The 24-year-old DREAMer became a hit on social media, said Matt Hildreth, another organizer. “King gave Ed a platform. Ed would not have been able to tell his story without King’s comments.”
Indeed, King’s remarks have underscored how much his own district has moved away from him on the issue. A conservative pollster recently found that 65 percent of voters in King’s district favor an earned path to citizenship.
At King’s Roman Catholic parish, St. Rose of Lima in Denison, about 30 percent of parishioners are Latino and four out of five baptisms are of Latino children. “That’s the future of the church,” Father Paul Kelly told the local newspaper.
The rising Latino congregations at most churches has prompted an aggressive multi-faith campaign for immigration reform with the path to citizenship.
In a rare public statement following King’s latest anti-immigrant comments, Sioux City Diocese Bishop R. Walker Nickless, said the remarks undermined immigrants’ human dignity.”

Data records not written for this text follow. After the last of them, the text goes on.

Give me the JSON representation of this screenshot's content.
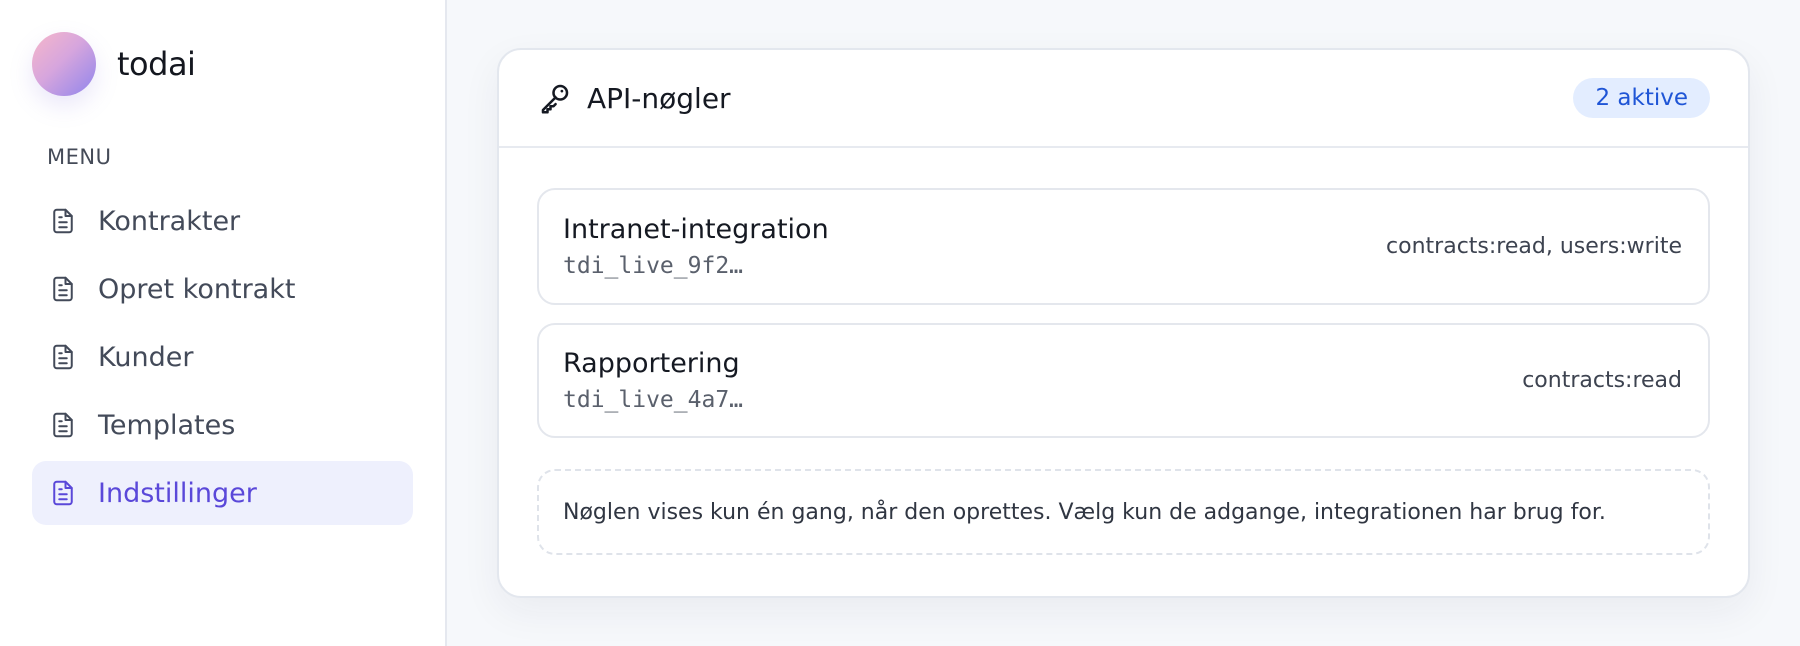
{
  "brand": {
    "name": "todai"
  },
  "sidebar": {
    "menu_label": "MENU",
    "items": [
      {
        "label": "Kontrakter",
        "icon": "document-icon",
        "active": false
      },
      {
        "label": "Opret kontrakt",
        "icon": "document-icon",
        "active": false
      },
      {
        "label": "Kunder",
        "icon": "document-icon",
        "active": false
      },
      {
        "label": "Templates",
        "icon": "document-icon",
        "active": false
      },
      {
        "label": "Indstillinger",
        "icon": "document-icon",
        "active": true
      }
    ]
  },
  "card": {
    "title": "API-nøgler",
    "icon": "key-icon",
    "badge": "2 aktive",
    "keys": [
      {
        "name": "Intranet-integration",
        "prefix": "tdi_live_9f2…",
        "scopes": "contracts:read, users:write"
      },
      {
        "name": "Rapportering",
        "prefix": "tdi_live_4a7…",
        "scopes": "contracts:read"
      }
    ],
    "note": "Nøglen vises kun én gang, når den oprettes. Vælg kun de adgange, integrationen har brug for."
  },
  "colors": {
    "accent": "#5a48d9",
    "active_bg": "#eef0fd",
    "badge_bg": "#e3edff",
    "badge_text": "#1f55d6"
  }
}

The Ames forum drew about 270 of King’s constituents who had a chance to say they, too, are tired of King’s invectives against immigrants. It was sponsored by Iowa Democratic Sen. Tom Harkin and co-hosted by Senate Assistant Majority Leader Whip Richard Durbin, D-Ill., the lead sponsor of the DREAM Act that would expedite the citizenship process for eligible youths.
Business, labor and faith community representatives showcased support for immigration reform and tried to dispel any notion that Iowans are unwelcoming of immigrants.
Nick Harrington of United Food and Commercial Workers Local 222, received a standing ovation after calling for acceptance of Iowa’s changing communities. “You cannot oppress the people who are not afraid anymore. We have seen the future and the future is ours,” Harrington said, echoing the words of Cesar Chavez.
No one expects King will ever change his immigration position but his comments have hurt the GOP. They may be more worried about the impact on their national image, but last week’s event revealed that Iowans from King’s very own district were waiting for a chance to show he doesn’t represent their views.
Outside of Iowa, the key Senate sponsor of that chamber’s immigration measure, Sen. Charles Schumer, D-NY, agrees King already has helped the cause.
“I think Steve King, the more he speaks, the more he helps us get a bill passed,” Schumer said. “I am more optimistic today than I have been since our bill passed.”